How to Keep Mice Out of Your Car Engine

Parking your car indoors is always ideal, because it sets up a buffer zone between the vehicle and the outdoors. There are more steps you can take to protect your car, just in case mice do make their way inside the garage area. If you have a cat, place its litter box in the garage and have the cat patrol the garage for a few hours each night. Cats can be one of the greatest assets in this regard, since they're the natural predators of mice. Another way to scare off mice is to place a rubber snake under the car.

Is There a Mouse in Your Car Vent or Air Conditioner?

Few odors are more rank than the smell of a dead mouse inside a vehicle. When a mouse dies inside a car, it usually occurs near one of the air vents, and it's often made painfully obvious once a car is powered on and the fans or heater activate. In cases like these, the mice are often located inside the cowl at the base of the windshield. Some mice manage to access this area through crevices between the cowl gutter and fender. When this occurs, the mice should be removed, preferably by an auto maintenance specialist. The odds of this occurring can be lowered with the placement of Victor® Scent-Away granules around the engine's air intake chute.

Best Mouse Trap for Cars

Every now and then, mice are bound to enter a car, regardless of how much care is taken to prevent it from happening. If mice do start infesting your vehicle, it's time to consider a mouse trap from Victor®, which come in several different designs. The simplest traps include the Metal Pedal Mouse Trap — which you can bait with peanut butter and place inside your vehicle — and the Easy Set® Mouse Trap that comes pre-baited.

Another type of Victor® mouse trap that can be used in cars is the Power-Kill™ Mouse Trap. All traps can be placed behind or in front of your car's seats, as well as in the trunk. Note, it is not recommended that activated traps be placed in a car when there are individuals inside. Also, always use the traps as directed and make sure children and pets have no access to the areas where the traps are set.

How to Dispose of a Dead Mouse in Your Car

There may be times when a mouse will have made it past the obstacles, only to end its journey inside your car. When it comes to removing dead mice from a vehicle, it's important to follow sanitation guidelines due to the bacteria and diseases that rodents carry and leave in their wake.

First and foremost, you should never handle a mouse with your bare hands.

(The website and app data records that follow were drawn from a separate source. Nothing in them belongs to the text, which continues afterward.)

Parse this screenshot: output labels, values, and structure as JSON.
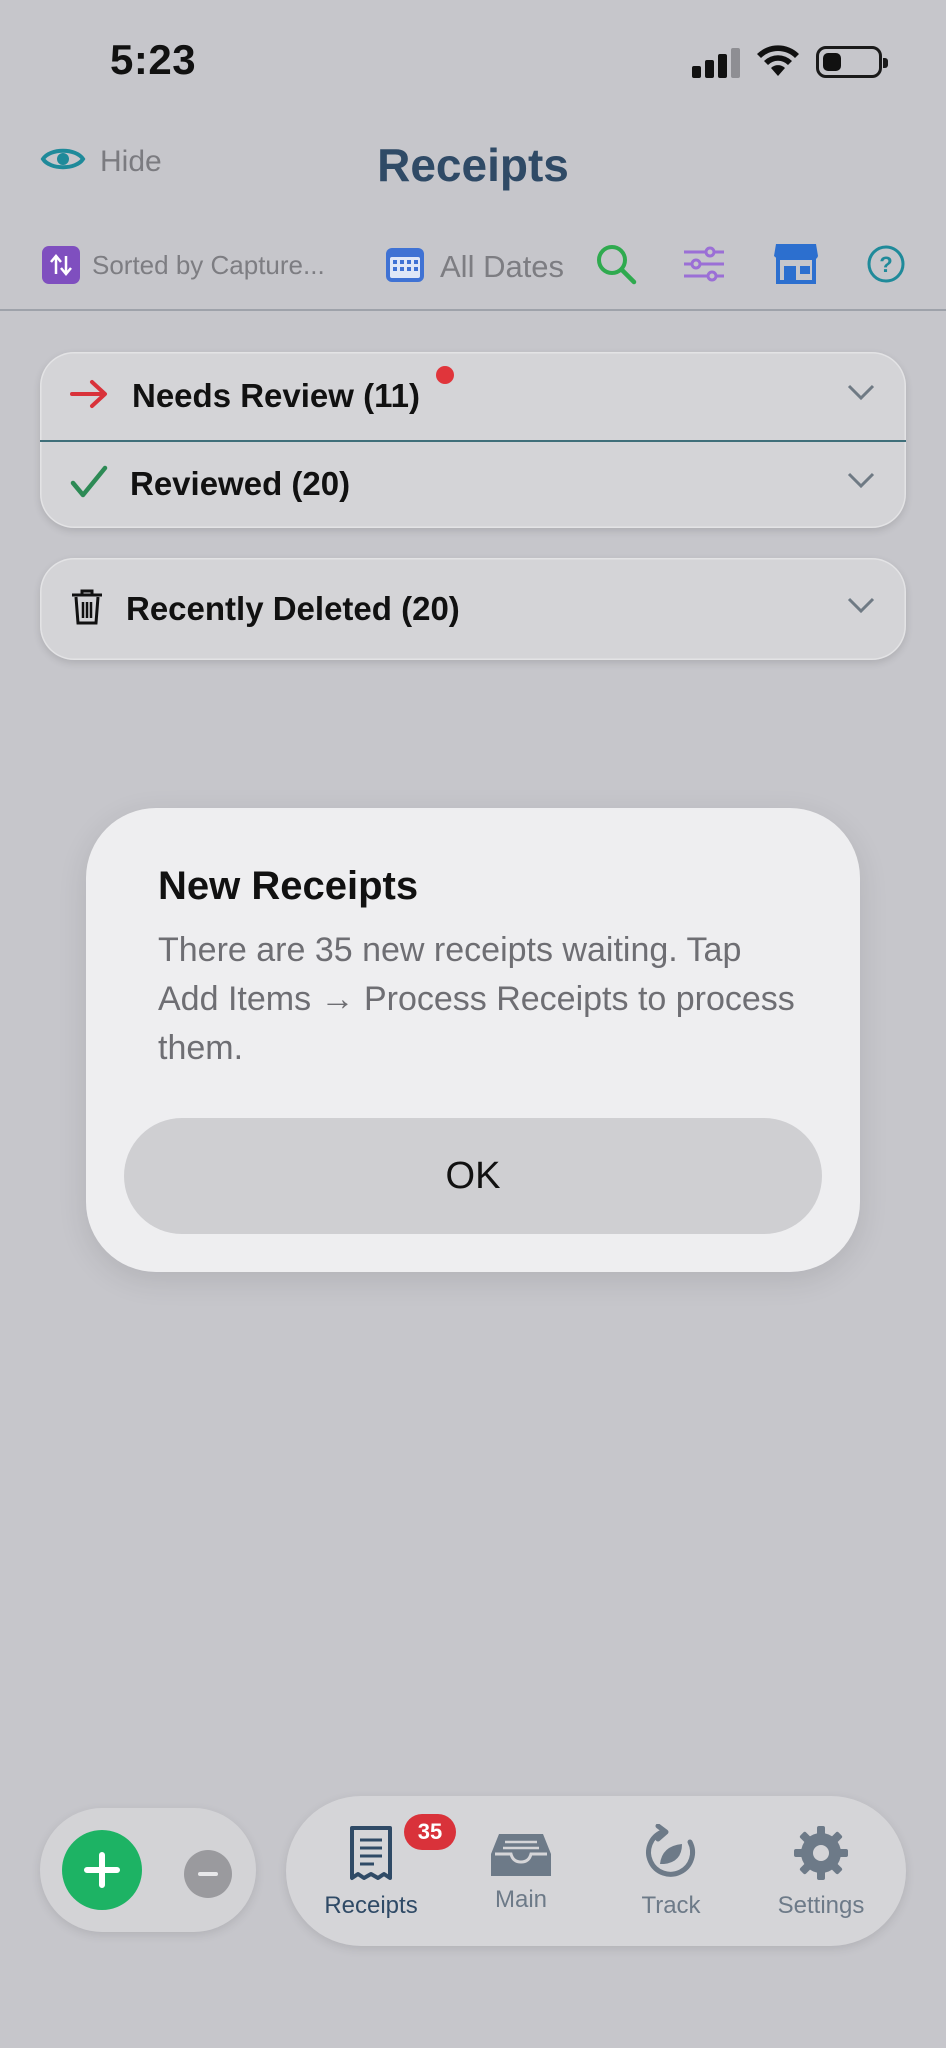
{
  "status_bar": {
    "time": "5:23"
  },
  "header": {
    "hide_label": "Hide",
    "title": "Receipts"
  },
  "toolbar": {
    "sort_label": "Sorted by Capture...",
    "dates_label": "All Dates"
  },
  "sections": {
    "needs_review": "Needs Review (11)",
    "reviewed": "Reviewed (20)",
    "recently_deleted": "Recently Deleted (20)"
  },
  "alert": {
    "title": "New Receipts",
    "message": "There are 35 new receipts waiting. Tap Add Items → Process Receipts to process them.",
    "ok_label": "OK"
  },
  "tabbar": {
    "receipts_label": "Receipts",
    "receipts_badge": "35",
    "main_label": "Main",
    "track_label": "Track",
    "settings_label": "Settings"
  },
  "colors": {
    "accent_blue": "#2f4a66",
    "needs_review_arrow": "#d9323a",
    "reviewed_check": "#2d8a55",
    "add_button": "#1db364",
    "badge": "#d9323a"
  }
}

With rubber gloves, complete the following steps of rodent removal:

  1. Seal the carcass in two Ziploc bags and dispose in outdoor trash can
  2. Wipe the area of mice activity clean with paper towels, and then dispose of towels
  3. Mix 1.5 cups bleach with a gallon of water
  4. Using a sponge, saturate infected areas of your vehicle with the mixture
  5. Dispose of sponge and gloves

After you're finished with the cleansing process, lather your hands, forearms and under your nails with antibacterial bar soap for five minutes and rinse with warm water.

Keep Rodents Away

There's no guaranteed, definite way to keep mice from ever entering your vehicle. Still, you can greatly reduce the chances of rodents coming near your car by keeping the passenger area clean and the vehicle itself parked away from rodent-friendly surroundings. Furthermore, a powerful rodent repellent for cars will cause mice in the vast majority of settings to skip your vehicle for more inviting havens. When all else fails Victor® Snap Traps are a reliable tool for killing mice living inside your car.